The February 18 edition of Who Do You Think You Are? featured Rosie O'Donnell as she researched her family tree. I had a chance to talk with Rosie about her experiences a couple of weeks ago. You can read my earlier article at http://goo.gl/crqLt. Her appearance on Who Do You Think You Are? closely followed what she had predicted.
Rosie was the middle of five children. She was ten years old when her mother died of cancer. Nobody in the family ever spoke of her mother again. The family was Catholic and, with a name of O'Donnell and a number of other Irish names (Murtha, Murtaugh, McKenna) for all her close relatives, Rosie knew her ancestry must be Irish. However, she knew almost nothing else about her heritage.
The first goal was to learn more about her mother's family. A second task was to identify the picture of a woman whose portrait was always displayed in the home when Rosie was growing up. In her searches, Rosie visited New Jersey, New York, Montreal, and Kildare (Ireland). She had great success with her search.
Rosie traced one line in her family tree back to prior to the potato famine. During the famine, her great-great-grandparents and their children lived in a workhouse in Kildare. Rosie even visited a typical nineteenth-century workhouse, although not the one in which her ancestors lived. Still, it is believed to be similar to the one in her ancestry.
One thing I liked about this week's show is that Rosie visited various archives and researched the records herself, the same as you and I would do. I have no doubt that professional genealogists had already examined the same records long before the show was videotaped. However, the process was displayed in the same manner as that of anyone else researching their own family tree without assistance from professional genealogists and a camera crew. This week, we saw Rosie cranking microfilm machines and looking online herself. In some previous episodes, information was "spoon fed" to the celebrity which did not set a good example for would-be genealogists. This week's episode provided a great example for the rest of us.
Perhaps the best quote from the program was when Rosie said, "It was much more moving than I expected it to be."

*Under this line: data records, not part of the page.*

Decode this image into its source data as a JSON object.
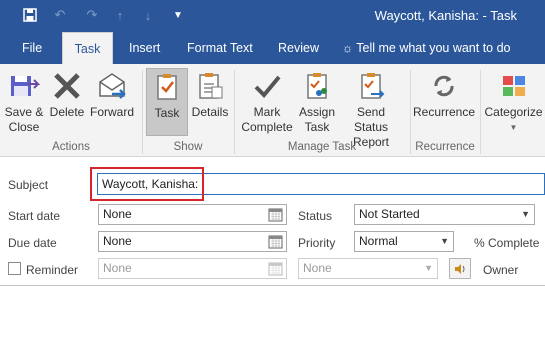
{
  "window": {
    "title": "Waycott, Kanisha:  -  Task"
  },
  "quick_access": {
    "save_icon": "save-icon",
    "undo_icon": "undo-icon",
    "redo_icon": "redo-icon",
    "up_icon": "up-arrow-icon",
    "down_icon": "down-arrow-icon",
    "more_icon": "customize-icon"
  },
  "tabs": [
    {
      "label": "File",
      "active": false
    },
    {
      "label": "Task",
      "active": true
    },
    {
      "label": "Insert",
      "active": false
    },
    {
      "label": "Format Text",
      "active": false
    },
    {
      "label": "Review",
      "active": false
    },
    {
      "label": "Tell me what you want to do",
      "active": false
    }
  ],
  "ribbon": {
    "groups": [
      {
        "label": "Actions",
        "buttons": [
          {
            "label_1": "Save &",
            "label_2": "Close",
            "icon": "save-close-icon"
          },
          {
            "label_1": "Delete",
            "label_2": "",
            "icon": "delete-icon"
          },
          {
            "label_1": "Forward",
            "label_2": "",
            "icon": "forward-icon"
          }
        ]
      },
      {
        "label": "Show",
        "buttons": [
          {
            "label_1": "Task",
            "label_2": "",
            "icon": "task-icon",
            "selected": true
          },
          {
            "label_1": "Details",
            "label_2": "",
            "icon": "details-icon"
          }
        ]
      },
      {
        "label": "Manage Task",
        "buttons": [
          {
            "label_1": "Mark",
            "label_2": "Complete",
            "icon": "checkmark-icon"
          },
          {
            "label_1": "Assign",
            "label_2": "Task",
            "icon": "assign-task-icon"
          },
          {
            "label_1": "Send Status",
            "label_2": "Report",
            "icon": "send-status-report-icon"
          }
        ]
      },
      {
        "label": "Recurrence",
        "buttons": [
          {
            "label_1": "Recurrence",
            "label_2": "",
            "icon": "recurrence-icon"
          }
        ]
      },
      {
        "label": "",
        "buttons": [
          {
            "label_1": "Categorize",
            "label_2": "",
            "icon": "categorize-icon"
          }
        ]
      }
    ]
  },
  "form": {
    "subject_label": "Subject",
    "subject_value": "Waycott, Kanisha:",
    "start_date_label": "Start date",
    "start_date_value": "None",
    "due_date_label": "Due date",
    "due_date_value": "None",
    "status_label": "Status",
    "status_value": "Not Started",
    "priority_label": "Priority",
    "priority_value": "Normal",
    "percent_complete_label": "% Complete",
    "reminder_label": "Reminder",
    "reminder_checked": false,
    "reminder_date_value": "None",
    "reminder_time_value": "None",
    "owner_label": "Owner"
  },
  "colors": {
    "title_bar": "#2b579a",
    "highlight_border": "#d7262b"
  }
}
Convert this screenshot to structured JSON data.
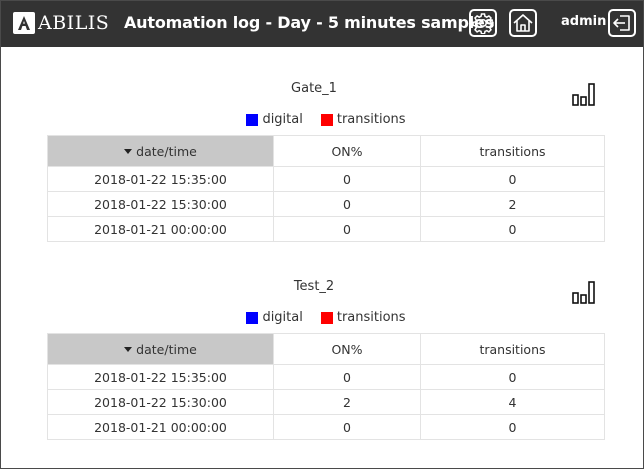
{
  "header": {
    "logo_text": "ABILIS",
    "title": "Automation log - Day - 5 minutes samples",
    "username": "admin",
    "icons": {
      "settings": "gear-icon",
      "home": "home-icon",
      "logout": "logout-icon",
      "chart": "bar-chart-icon"
    }
  },
  "colors": {
    "header_bg": "#333333",
    "digital": "#0000ff",
    "transitions": "#ff0000",
    "sorted_header": "#c8c8c8"
  },
  "legend": {
    "digital": "digital",
    "transitions": "transitions"
  },
  "columns": {
    "datetime": "date/time",
    "on_percent": "ON%",
    "transitions": "transitions"
  },
  "panels": [
    {
      "title": "Gate_1",
      "rows": [
        {
          "datetime": "2018-01-22 15:35:00",
          "on_percent": "0",
          "transitions": "0"
        },
        {
          "datetime": "2018-01-22 15:30:00",
          "on_percent": "0",
          "transitions": "2"
        },
        {
          "datetime": "2018-01-21 00:00:00",
          "on_percent": "0",
          "transitions": "0"
        }
      ]
    },
    {
      "title": "Test_2",
      "rows": [
        {
          "datetime": "2018-01-22 15:35:00",
          "on_percent": "0",
          "transitions": "0"
        },
        {
          "datetime": "2018-01-22 15:30:00",
          "on_percent": "2",
          "transitions": "4"
        },
        {
          "datetime": "2018-01-21 00:00:00",
          "on_percent": "0",
          "transitions": "0"
        }
      ]
    }
  ]
}
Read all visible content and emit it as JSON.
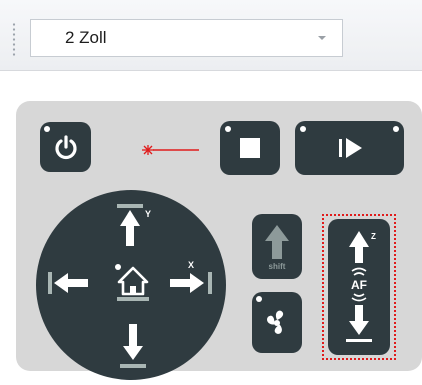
{
  "dropdown": {
    "value": "2 Zoll"
  },
  "panel": {
    "dpad": {
      "y_label": "Y",
      "x_label": "X"
    },
    "up_button": {
      "label": "shift"
    },
    "af_button": {
      "z_label": "Z",
      "af_label": "AF"
    }
  },
  "colors": {
    "button_bg": "#2f3b40",
    "panel_bg": "#d7d7d7",
    "laser_red": "#e01b1b",
    "af_frame": "#e01b1b"
  },
  "icons": [
    "power-icon",
    "laser-pointer-icon",
    "stop-icon",
    "play-icon",
    "arrow-up-icon",
    "arrow-down-icon",
    "arrow-left-icon",
    "arrow-right-icon",
    "home-icon",
    "shift-up-icon",
    "fan-icon",
    "autofocus-icon"
  ]
}
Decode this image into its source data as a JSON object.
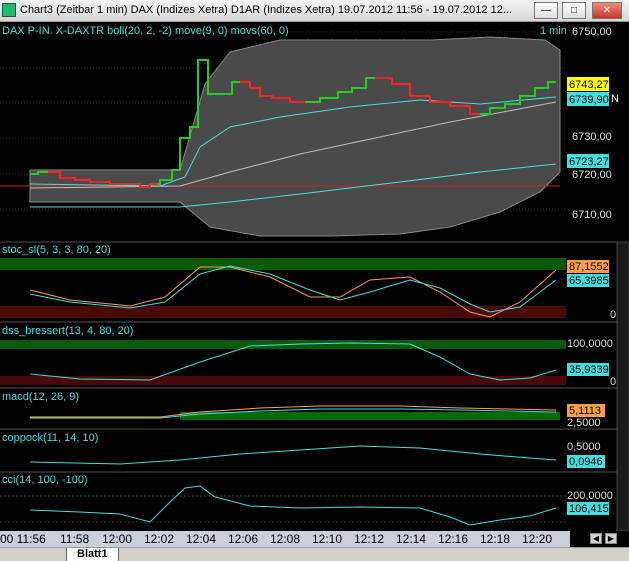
{
  "window": {
    "title": "Chart3 (Zeitbar 1 min)  DAX (Indizes Xetra) D1AR (Indizes Xetra) 19.07.2012 11:56 - 19.07.2012 12...",
    "minimize": "—",
    "maximize": "□",
    "close": "✕"
  },
  "main_panel": {
    "header": "DAX P-IN.  X-DAXTR boll(20, 2, -2) move(9, 0) movs(60, 0)",
    "interval": "1 min",
    "y_ticks": [
      "6750,00",
      "6740,00",
      "6730,00",
      "6720,00",
      "6710,00"
    ],
    "last_price": "6743,27",
    "labels": {
      "boll_mid": "6739,90",
      "movs": "6723,27"
    }
  },
  "panels": {
    "stoc": {
      "header": "stoc_sl(5, 3, 3, 80, 20)",
      "value1": "87,1552",
      "value2": "65,3985",
      "zero": "0"
    },
    "dss": {
      "header": "dss_bressert(13, 4, 80, 20)",
      "top": "100,0000",
      "value": "35,9339",
      "zero": "0"
    },
    "macd": {
      "header": "macd(12, 26, 9)",
      "value": "5,1113",
      "lower": "2,5000"
    },
    "coppock": {
      "header": "coppock(11, 14, 10)",
      "top": "0,5000",
      "value": "0,0946"
    },
    "cci": {
      "header": "cci(14, 100, -100)",
      "top": "200,0000",
      "value": "106,4151"
    }
  },
  "time_axis": [
    "00 11:56",
    "11:58",
    "12:00",
    "12:02",
    "12:04",
    "12:06",
    "12:08",
    "12:10",
    "12:12",
    "12:14",
    "12:16",
    "12:18",
    "12:20"
  ],
  "tabs": {
    "sheet": "Blatt1"
  },
  "colors": {
    "up": "#22cc22",
    "down": "#ff2222",
    "boll_band": "#4a4a4a",
    "cyan": "#40e0e0",
    "yellow_label": "#ffff00",
    "orange_label": "#ffa040"
  }
}
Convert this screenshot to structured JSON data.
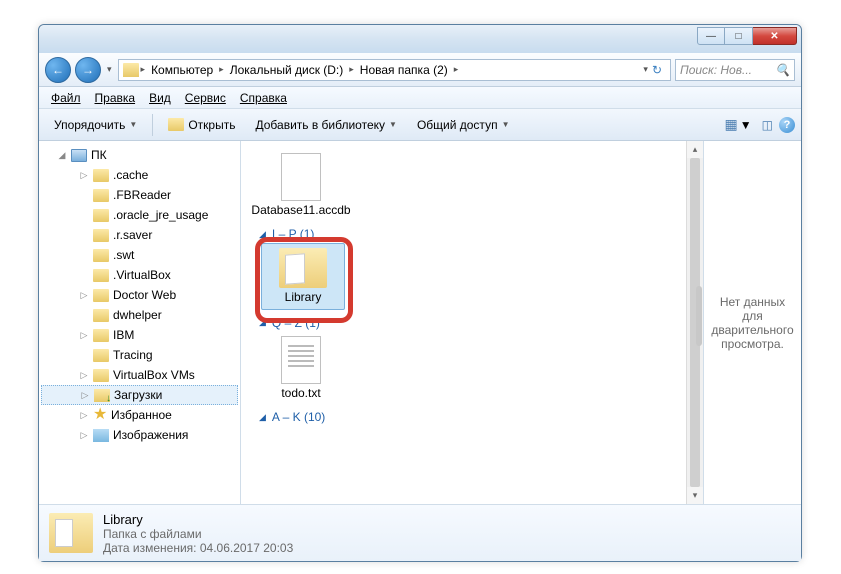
{
  "titlebar": {
    "minimize": "—",
    "maximize": "□",
    "close": "✕"
  },
  "nav": {
    "back": "←",
    "forward": "→",
    "dropdown": "▾",
    "refresh": "↻"
  },
  "breadcrumbs": [
    {
      "label": "Компьютер"
    },
    {
      "label": "Локальный диск (D:)"
    },
    {
      "label": "Новая папка (2)"
    }
  ],
  "search": {
    "placeholder": "Поиск: Нов..."
  },
  "menu": {
    "file": "Файл",
    "edit": "Правка",
    "view": "Вид",
    "tools": "Сервис",
    "help": "Справка"
  },
  "toolbar": {
    "organize": "Упорядочить",
    "open": "Открыть",
    "library": "Добавить в библиотеку",
    "share": "Общий доступ"
  },
  "tree": {
    "root": "ПК",
    "items": [
      ".cache",
      ".FBReader",
      ".oracle_jre_usage",
      ".r.saver",
      ".swt",
      ".VirtualBox",
      "Doctor Web",
      "dwhelper",
      "IBM",
      "Tracing",
      "VirtualBox VMs",
      "Загрузки",
      "Избранное",
      "Изображения"
    ]
  },
  "content": {
    "file1": "Database11.accdb",
    "group1": "I – P (1)",
    "folder1": "Library",
    "group2": "Q – Z (1)",
    "file2": "todo.txt",
    "group3": "A – K (10)"
  },
  "preview": {
    "empty": "Нет данных для дварительного просмотра."
  },
  "details": {
    "name": "Library",
    "type": "Папка с файлами",
    "date_label": "Дата изменения:",
    "date_value": "04.06.2017 20:03"
  }
}
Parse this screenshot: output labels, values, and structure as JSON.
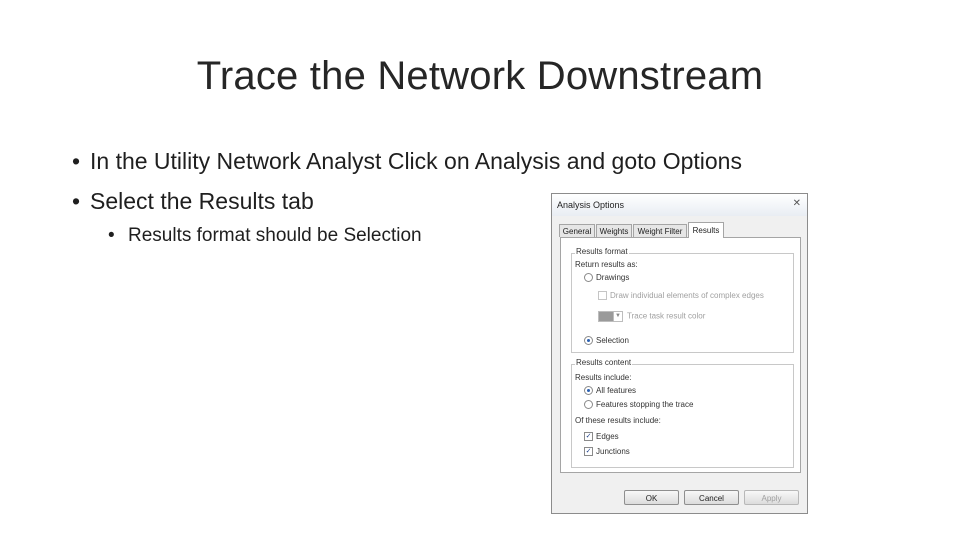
{
  "slide": {
    "title": "Trace the Network Downstream",
    "bullets": [
      "In the Utility Network Analyst Click on Analysis and goto Options",
      "Select the Results tab"
    ],
    "sub_bullets": [
      "Results format should be Selection"
    ]
  },
  "dialog": {
    "title": "Analysis Options",
    "close_glyph": "✕",
    "tabs": [
      "General",
      "Weights",
      "Weight Filter",
      "Results"
    ],
    "active_tab": "Results",
    "results_format": {
      "group_label": "Results format",
      "return_label": "Return results as:",
      "drawings_label": "Drawings",
      "draw_individual_label": "Draw individual elements of complex edges",
      "trace_color_label": "Trace task result color",
      "selection_label": "Selection",
      "selected": "Selection"
    },
    "results_content": {
      "group_label": "Results content",
      "include_label": "Results include:",
      "all_features_label": "All features",
      "stopping_label": "Features stopping the trace",
      "selected": "All features",
      "of_these_label": "Of these results include:",
      "edges_label": "Edges",
      "junctions_label": "Junctions",
      "edges_checked": true,
      "junctions_checked": true
    },
    "buttons": {
      "ok": "OK",
      "cancel": "Cancel",
      "apply": "Apply"
    }
  },
  "colors": {
    "accent": "#2a5fb0",
    "dialog_bg": "#f0f0f0",
    "disabled_text": "#a0a0a0"
  },
  "icons": {
    "close": "close-icon",
    "dropdown": "chevron-down-icon",
    "check": "checkmark-icon"
  }
}
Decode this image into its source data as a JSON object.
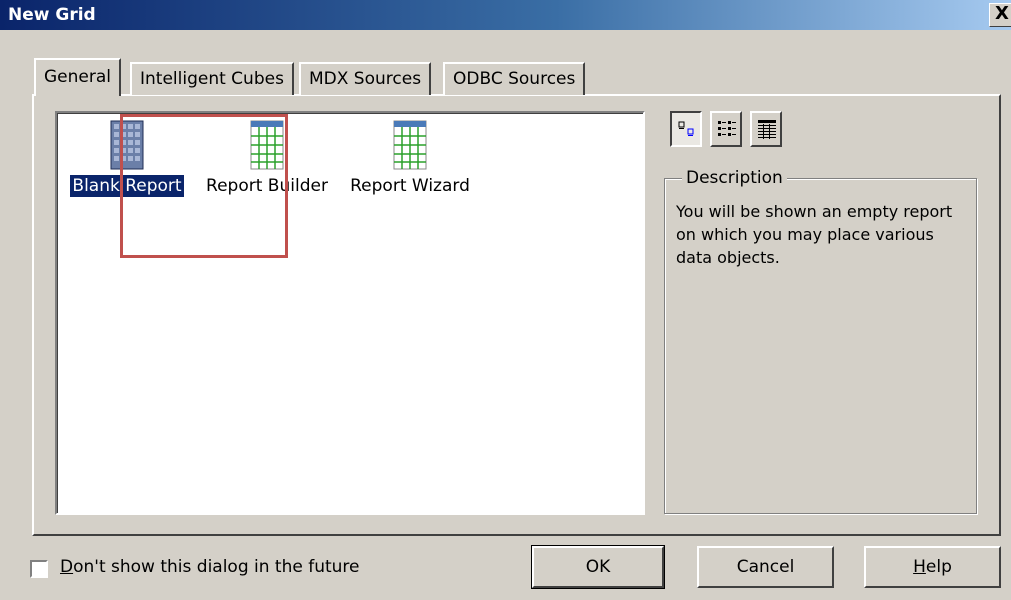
{
  "window": {
    "title": "New Grid",
    "close_glyph": "X"
  },
  "tabs": [
    {
      "label": "General",
      "active": true
    },
    {
      "label": "Intelligent Cubes",
      "active": false
    },
    {
      "label": "MDX Sources",
      "active": false
    },
    {
      "label": "ODBC Sources",
      "active": false
    }
  ],
  "items": [
    {
      "label": "Blank Report",
      "icon": "blank-grid-icon",
      "selected": true
    },
    {
      "label": "Report Builder",
      "icon": "grid-icon",
      "selected": false
    },
    {
      "label": "Report Wizard",
      "icon": "grid-icon",
      "selected": false
    }
  ],
  "view_buttons": [
    {
      "icon": "large-icons-view-icon",
      "pressed": true
    },
    {
      "icon": "list-view-icon",
      "pressed": false
    },
    {
      "icon": "details-view-icon",
      "pressed": false
    }
  ],
  "description": {
    "legend": "Description",
    "text": "You will be shown an empty report on which you may place various data objects."
  },
  "footer": {
    "checkbox_label_rest": "on't show this dialog in the future",
    "checkbox_accel": "D",
    "checked": false,
    "ok_label": "OK",
    "cancel_label": "Cancel",
    "help_accel": "H",
    "help_label_rest": "elp"
  },
  "colors": {
    "highlight": "#c0504d",
    "selection": "#0a246a"
  }
}
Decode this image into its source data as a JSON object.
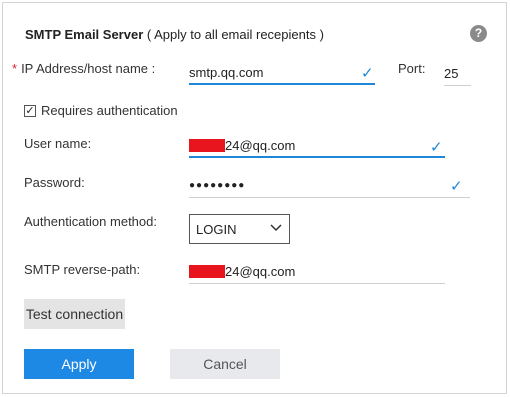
{
  "header": {
    "title_bold": "SMTP Email Server",
    "title_rest": "( Apply to all email recepients )",
    "help_icon": "?"
  },
  "form": {
    "required_marker": "*",
    "ip_label": "IP Address/host name :",
    "ip_value": "smtp.qq.com",
    "port_label": "Port:",
    "port_value": "25",
    "auth_checkbox_label": "Requires authentication",
    "auth_checked": "✓",
    "username_label": "User name:",
    "username_value_visible": "24@qq.com",
    "password_label": "Password:",
    "password_value": "●●●●●●●●",
    "auth_method_label": "Authentication method:",
    "auth_method_value": "LOGIN",
    "reverse_path_label": "SMTP reverse-path:",
    "reverse_path_value_visible": "24@qq.com",
    "check_glyph": "✓"
  },
  "buttons": {
    "test": "Test connection",
    "apply": "Apply",
    "cancel": "Cancel"
  },
  "colors": {
    "accent": "#1e88e5",
    "redaction": "#e8141e",
    "required": "#d9232e"
  }
}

Who Do You Think You Are? is broadcast on NBC on Fridays at 8 PM Eastern time. This week's episode with Rosie O'Donnell should also become available soon on NBC's web site at http://www.nbc.com/who-do-you-think-you-are/
By the way, the lady in the picture died tragically.